Tough game one, if they get a fast draw. I have considered maindecking Purge, since Purge is nice, and Purge on a Scepter – well, basically, that is going to win the games you would win anyway. Purge is icing – the cake is Samurai of the Pale Curtain. You really need a Samurai of the Pale Curtain game 1. With one in play, you will likely win. Without it, you have trouble. Gain all the life you can, Wrath when necessary, and good luck. (Actually, I have one piece of tech I can’t share that would help, but I got it from someone who may play it. If you find it, it helps.) The good news is that, if you can get a Samurai down early and a Hazy stick, you win.
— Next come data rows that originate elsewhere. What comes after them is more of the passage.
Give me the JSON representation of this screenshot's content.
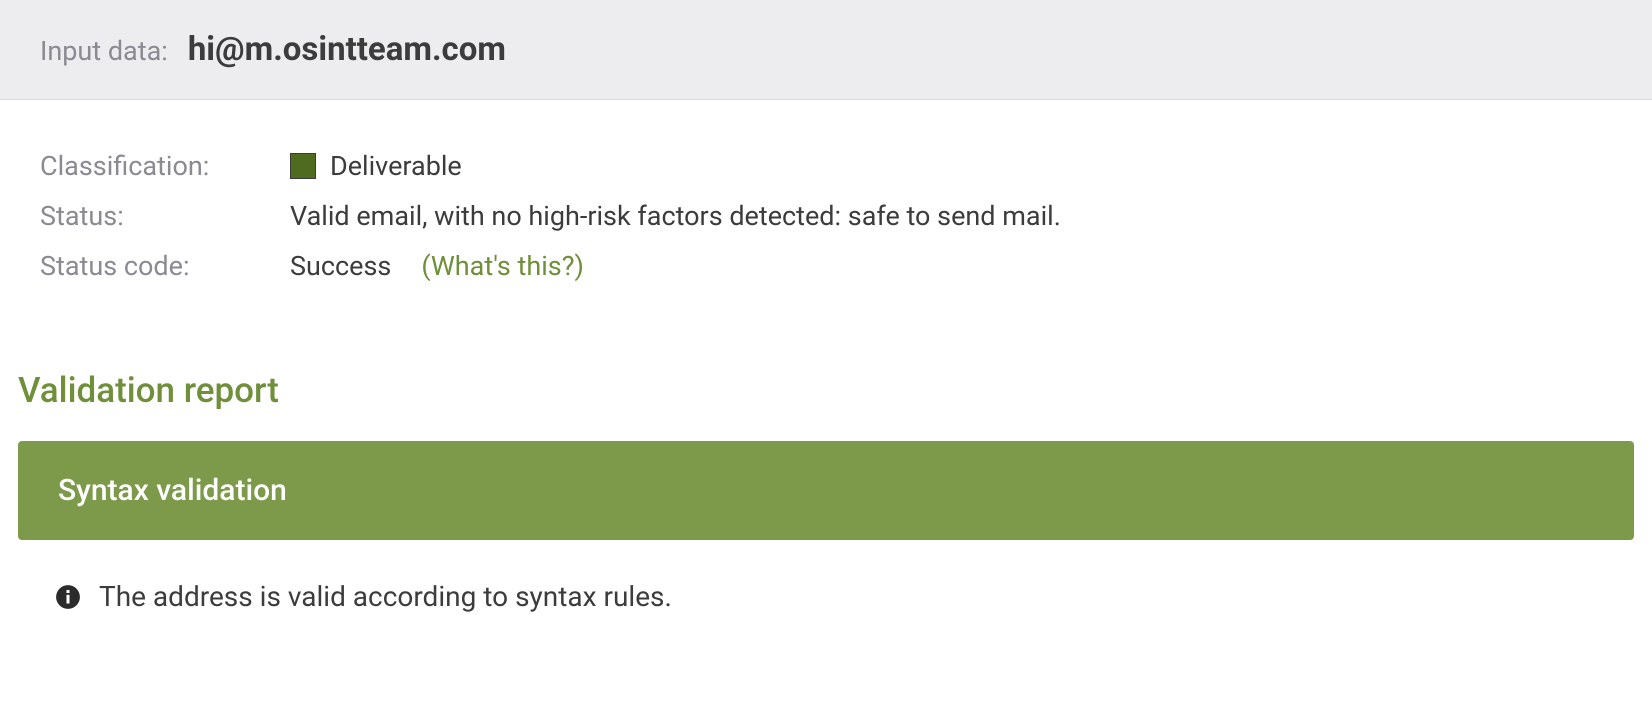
{
  "colors": {
    "olive": "#6f8f3a",
    "olive_panel": "#7d9a4b",
    "swatch_deliverable": "#4e6b1f"
  },
  "input": {
    "label": "Input data:",
    "value": "hi@m.osintteam.com"
  },
  "summary": {
    "classification_label": "Classification:",
    "classification_value": "Deliverable",
    "status_label": "Status:",
    "status_value": "Valid email, with no high-risk factors detected: safe to send mail.",
    "status_code_label": "Status code:",
    "status_code_value": "Success",
    "help_link": "(What's this?)"
  },
  "report": {
    "title": "Validation report",
    "syntax": {
      "header": "Syntax validation",
      "message": "The address is valid according to syntax rules."
    }
  }
}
Affinity can’t do anything about it. Post sideboard with Purge, you are in much better shape.
Matchup Analysis: Tooth
In this matchup, it is better to have maindeck Reciprocates than Raise the Alarm. Either way, you want to get your life totals up, because this is a mess. If you can get Abunas, Scepter and Haze going, their only answer would be to Mindslaver you, then have Abunas attack into a fattie and die, then Oxidize the Scepter. Hopefully, by that time, you will have so much life you can kill them with Nexus, Alarm tokens, or deck them if they aren’t smart enough to do Colossus tricks. This matchup really depends on the build: you can beat almost anything except Mindslaver and Kiki-Jiki / Sundering Titan. The best sideboarding tech seems to be bringing in Scrabbling Claws for the Witness problem, and Reciprocate for the other beaters. Staff of Domination can also lock up things like Darksteel Colossus and even Kiki clones, but I don’t really have a good answer for Kiki-Titan games – maybe Sacred Ground?
Matchup Analysis: U/G Control
U/G Control has the potential to be the worst matchup, because they have Rude Awakening and a way to bounce Ghostly Prison, but you can sucker them… Gain a lot of life with Spellbombs and so forth. U/G decks are slow, and will generally wait to ensure a win with Rude Awakening. You can use lifegain to stay just ahead of them – and don’t show an Ethereal Haze until they cast Rude Awakening and attack. Then Haze. Bait counterspells with the Scepter – and if they allow it, imprint something useless, like Raise the Alarm, because they can bounce Abunas and kill the Scepter. The secret is to get way ahead on life, resolve Scrabbling Claws if at all possible, then eat their graveyard. With a bit of luck, you can. You may also be able to get to a huge life total – 100 plus is not unlikely – and at that point you deck them.
Matchup Analysis: Other decks
Creature decks are pretty easy to deal with – slow with Prison, gain life, Wrath, lock with a Hazy Scepter. In theory, a rat / discard deck could be a pain, but the pro-Black Auriok Champion should be a help. Other Rude Awakening decks need to be able to kill Ghostly Prison before you get to a zillion life. Not likely.
Sideboard stuff : Razormane Masticore and Kami of Ancient Law to transform into “fast beatdown” – and to answer Intruder Alarm or similar silliness. Scrabbling Claws to deal with any Eternal Witness decks. Ivory Mask for discard and Mindslaver. Two more Auriok Salvagers for anything except Affinity – they bring back Spellbombs and Scrabbling Claws.
Like I said, you never want to change decks at the last moment. However, if you are dead set on ignoring this advice, then I still would avoid this pile. My playtesting is minimal – it seems to work, but that could just be a fluke. Personally, I think this deck is like the old TV show “The A-Team.” Remember the quote “I love it when a plan comes together.” The plan here seems as idiotic as the ones on that show – but it does come together a lot more regularly than I would have believed. Amazing.
So, one last time. States is here. Playtest your deck a final few times. Playtest against the most likely decks, and playtest sideboarded. At least half your games will be played after sideboarding.
Do not change your deck now. It is way too late for that.
Do not make a last minute decision to play one of these decks. Ignore my claims that they beat the metagame. Resist the temptation.
It is too late to change.
But if you do, good luck!
* Not that I would disparage such people in any way, of course. Some of my best friends are jackasses.